The first thing to remember when having this conversation is that it’s in the interest of both you and your future spouse. While you’re the one initiating the talk, your future spouse also has the opportunity to voice his or her concerns and expectations going into the marriage. During the conversation, keep an open mind and make it a collaborative process.
Throughout a marriage, you’re going to face countless disagreements and negotiations. By discussing beforehand, you’re venturing into the uncomfortable territory but you’re also practicing communication of a sensitive topic—something that could actually strengthen your relationship.
The most well-known arrangement for couples entering into a marriage is a prenuptial agreement. Prenuptial agreements serve to protect each spouse’s financials in a number of ways. If one party has children from a prior marriage, a prenuptial agreement can protect their children’s inheritances in the event of death. It can also guard a relatively debt-free spouse against being saddled with the financial obligations of a spouse with large amounts of debt. And if one spouse owns a business, a prenuptial agreement can protect the business from being divided after a divorce.
Prenuptial agreements have their drawbacks, too. A spouse may have to forfeit inheritance rights they would have typically been granted without signing an agreement. During the course of a marriage, a couples’ financial picture could change dramatically, making what seemed like a mutually beneficial arrangement seem one-sided or unfair. And finally, just the prospect of drafting and signing a legal contract prior to marriage can take away some of the romance.
Putting Assets in Trust
Another strategy for protecting your assets from a potential divorce is to put assets into a trust before getting married. Assets put into the trust before marriage are generally exempt from becoming what is known as “marital property.” This strategy can be a way to avoid the discomfort and awkwardness around having the “prenup conversation,” but it isn’t always foolproof.

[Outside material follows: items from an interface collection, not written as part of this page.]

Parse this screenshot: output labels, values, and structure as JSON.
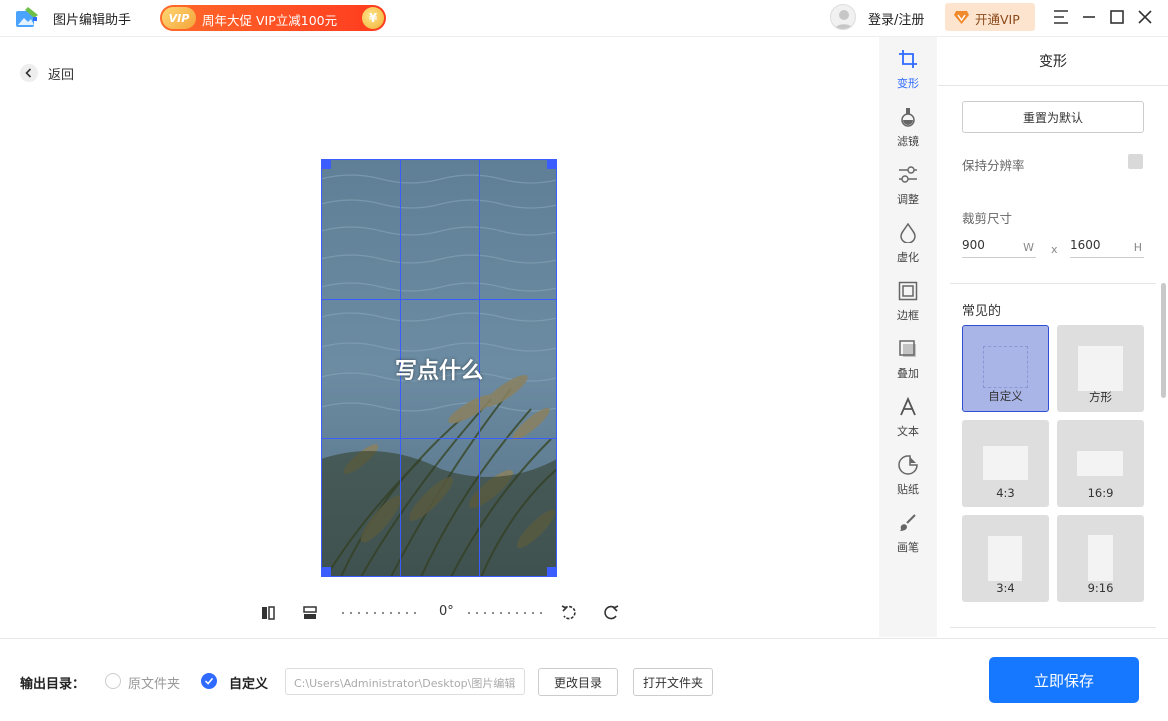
{
  "app": {
    "name": "图片编辑助手"
  },
  "promo": {
    "vip_badge": "VIP",
    "text": "周年大促 VIP立减100元",
    "coin": "¥"
  },
  "header": {
    "login": "登录/注册",
    "vip_button": "开通VIP"
  },
  "nav": {
    "back": "返回"
  },
  "canvas": {
    "overlay_text": "写点什么",
    "rotation": "0°"
  },
  "tools": [
    {
      "label": "变形",
      "icon": "crop-icon",
      "active": true
    },
    {
      "label": "滤镜",
      "icon": "filter-icon"
    },
    {
      "label": "调整",
      "icon": "adjust-icon"
    },
    {
      "label": "虚化",
      "icon": "blur-icon"
    },
    {
      "label": "边框",
      "icon": "border-icon"
    },
    {
      "label": "叠加",
      "icon": "overlay-icon"
    },
    {
      "label": "文本",
      "icon": "text-icon"
    },
    {
      "label": "贴纸",
      "icon": "sticker-icon"
    },
    {
      "label": "画笔",
      "icon": "brush-icon"
    }
  ],
  "panel": {
    "title": "变形",
    "reset": "重置为默认",
    "keep_resolution": "保持分辨率",
    "crop_size": "裁剪尺寸",
    "width": "900",
    "width_unit": "W",
    "times": "x",
    "height": "1600",
    "height_unit": "H",
    "common": "常见的",
    "ratios": [
      {
        "label": "自定义",
        "active": true
      },
      {
        "label": "方形"
      },
      {
        "label": "4:3"
      },
      {
        "label": "16:9"
      },
      {
        "label": "3:4"
      },
      {
        "label": "9:16"
      }
    ]
  },
  "bottom": {
    "output_label": "输出目录：",
    "option_original": "原文件夹",
    "option_custom": "自定义",
    "path": "C:\\Users\\Administrator\\Desktop\\图片编辑",
    "change_dir": "更改目录",
    "open_folder": "打开文件夹",
    "save": "立即保存"
  },
  "colors": {
    "accent": "#1677ff",
    "crop_grid": "#3b5cff",
    "promo": "#ff3b1f"
  }
}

In the event of a divorce, the wealth in the trust may be taken into account, allowing for the other spouse to receive a higher portion of the rest of the assets. And if the money in trust ever gets comingled with marital funds, this could muddy the waters even further.
Postnuptial agreements, or postnups, are similar to prenuptial agreements except they are signed after a couple gets married, usually due to some new circumstances or developments. They usually stem from one or more unforeseen disagreements that arise after the couple has already tied the knot. Postnups are also used for issues that go beyond financial matters. Agreements around infidelity or assigning household duties are common elements in postnup agreements.
Speak to an Attorney Before Getting Married
Even if you don’t plan on signing a prenup or putting assets into a trust, you and your future spouse should consider consulting with a matrimonial attorney before you’re legally married. Since you know that over one-third of marriages will end in divorce, going in blind is probably not in your best interest. You should also meet with a matrimonial attorney within a certain time frame prior to marriage since any pre-planning too close to the wedding can potentially be challenged in court. Under such circumstances, a judge may question whether or not you rushed into an agreement too quickly and invalidate any agreements.
A matrimonial attorney will give you a grounding in family law and help give you perspective on several areas you should consider before getting married: debt, property, child custody, co-mingling assets, retirement accounts, and more.
The laws around marriage and divorce can also vary significantly by state, so understanding the intricacies and nuances based on where you live is also important (e.g. California and “community property”).
The best course of action will depend on both you and your future spouse’s financial situation. To ensure the best possible outcome for all parties involved, speak to a matrimonial attorney and go over your options.